This all makes me chuckle. I simply don't understand why the move in consumer electronics is toward cables that are incredibly small and, more importantly, incredibly lossy at high frequencies compared to garden-variety coaxial cable. Does a consumer make a buying decision based on a 0.1" diameter cable as opposed to a 0.24" diameter one? We're not connecting micro-sized equipment together here! I think high-speed ethernet over coax is the most sensible idea I've heard in a long time. Anyone can make custom cables with existing, easy-to-use tools. I'm starting to believe that what HDMI is really about is the "hidden policeman" that's a little-talked about but extremely trouble-prone "feature" of the dastardly scheme! So, now we get micro-miniaturized, highly lossy twisted pairs and we're saddled with repeater amplifiers if we want to use reasonable lengths of it. Baah, humbug!!

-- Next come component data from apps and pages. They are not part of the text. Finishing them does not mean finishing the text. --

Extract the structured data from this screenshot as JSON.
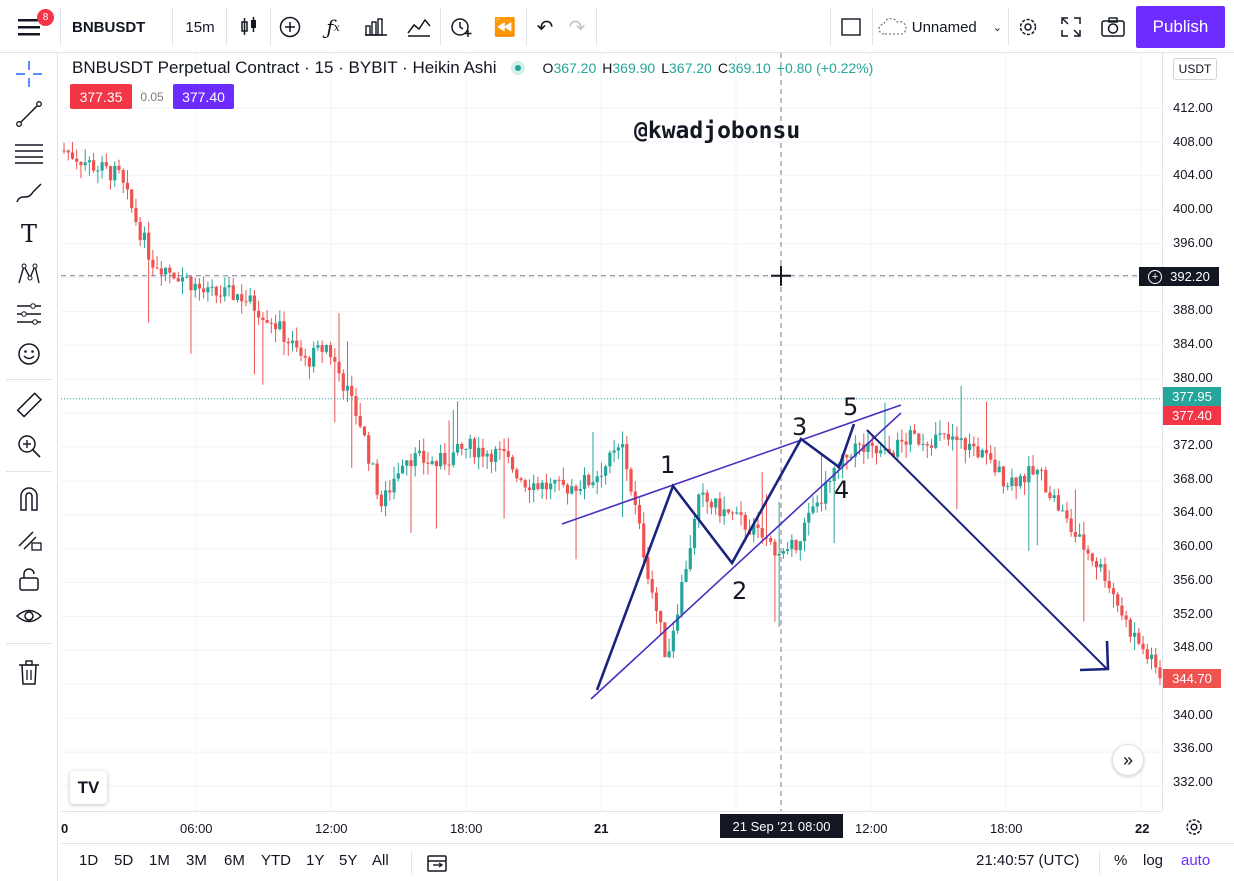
{
  "topbar": {
    "menu_badge": "8",
    "symbol": "BNBUSDT",
    "interval": "15m",
    "layout_name": "Unnamed",
    "publish_label": "Publish"
  },
  "legend": {
    "title": "BNBUSDT Perpetual Contract · 15 · BYBIT · Heikin Ashi",
    "o_key": "O",
    "o_val": "367.20",
    "h_key": "H",
    "h_val": "369.90",
    "l_key": "L",
    "l_val": "367.20",
    "c_key": "C",
    "c_val": "369.10",
    "change": "+0.80 (+0.22%)"
  },
  "price_boxes": {
    "sell": "377.35",
    "spread": "0.05",
    "buy": "377.40"
  },
  "watermark": "@kwadjobonsu",
  "yaxis": {
    "currency": "USDT",
    "labels": [
      "412.00",
      "408.00",
      "404.00",
      "400.00",
      "396.00",
      "392.00",
      "388.00",
      "384.00",
      "380.00",
      "376.00",
      "372.00",
      "368.00",
      "364.00",
      "360.00",
      "356.00",
      "352.00",
      "348.00",
      "344.00",
      "340.00",
      "336.00",
      "332.00"
    ],
    "crosshair_price": "392.20",
    "flag_green": "377.95",
    "flag_red": "377.40",
    "flag_last": "344.70"
  },
  "xaxis": {
    "labels": [
      "0",
      "06:00",
      "12:00",
      "18:00",
      "21",
      "12:00",
      "18:00",
      "22"
    ],
    "crosshair_time": "21 Sep '21   08:00"
  },
  "wave_labels": [
    "1",
    "2",
    "3",
    "4",
    "5"
  ],
  "bottombar": {
    "ranges": [
      "1D",
      "5D",
      "1M",
      "3M",
      "6M",
      "YTD",
      "1Y",
      "5Y",
      "All"
    ],
    "clock": "21:40:57 (UTC)",
    "percent": "%",
    "log": "log",
    "auto": "auto"
  },
  "colors": {
    "up": "#26a69a",
    "down": "#ef5350",
    "line": "#1a237e",
    "wedge": "#4a2fbf",
    "accent": "#6c2bff"
  },
  "icons": {
    "left_toolbar": [
      "crosshair-icon",
      "trendline-icon",
      "fib-icon",
      "brush-icon",
      "text-icon",
      "pattern-icon",
      "forecast-icon",
      "emoji-icon",
      "ruler-icon",
      "zoom-in-icon",
      "magnet-icon",
      "lock-draw-icon",
      "lock-icon",
      "eye-icon",
      "trash-icon"
    ]
  },
  "chart_data": {
    "type": "candlestick",
    "title": "BNBUSDT Perpetual Contract · 15 · BYBIT · Heikin Ashi",
    "ylim": [
      330,
      414
    ],
    "x_ticks": [
      "0",
      "06:00",
      "12:00",
      "18:00",
      "21",
      "12:00",
      "18:00",
      "22"
    ],
    "series": [
      {
        "name": "BNBUSDT",
        "close_path": [
          [
            0,
            407
          ],
          [
            0.03,
            405
          ],
          [
            0.05,
            404
          ],
          [
            0.08,
            394
          ],
          [
            0.11,
            392
          ],
          [
            0.13,
            390
          ],
          [
            0.16,
            390
          ],
          [
            0.19,
            387
          ],
          [
            0.22,
            382
          ],
          [
            0.24,
            384
          ],
          [
            0.27,
            375
          ],
          [
            0.29,
            365
          ],
          [
            0.31,
            371
          ],
          [
            0.34,
            370
          ],
          [
            0.37,
            372
          ],
          [
            0.4,
            371
          ],
          [
            0.42,
            368
          ],
          [
            0.45,
            367
          ],
          [
            0.48,
            368
          ],
          [
            0.51,
            372
          ],
          [
            0.53,
            359
          ],
          [
            0.55,
            347
          ],
          [
            0.58,
            366
          ],
          [
            0.62,
            363
          ],
          [
            0.66,
            359
          ],
          [
            0.69,
            366
          ],
          [
            0.72,
            372
          ],
          [
            0.75,
            371
          ],
          [
            0.77,
            373
          ],
          [
            0.8,
            373
          ],
          [
            0.83,
            372
          ],
          [
            0.86,
            368
          ],
          [
            0.89,
            369
          ],
          [
            0.92,
            362
          ],
          [
            0.95,
            357
          ],
          [
            0.97,
            351
          ],
          [
            0.99,
            347
          ],
          [
            1,
            345
          ]
        ]
      }
    ],
    "wave_points": [
      {
        "label": "start",
        "y": 343
      },
      {
        "label": "1",
        "y": 367
      },
      {
        "label": "2",
        "y": 358
      },
      {
        "label": "3",
        "y": 373
      },
      {
        "label": "4",
        "y": 369
      },
      {
        "label": "5",
        "y": 375
      }
    ]
  }
}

Replay available now: A handful of emerging network technologies are competing to be the preferred wide-area connection for the Internet of Things. All claim lower costs and power use than cellular but none have wide deployment yet. Listen in as proponents of leading contenders make their case to be the metro or national IoT network of the future. Rick Merritt, EE Times Silicon Valley Bureau Chief, moderators this discussion. Join in and ask his guests questions.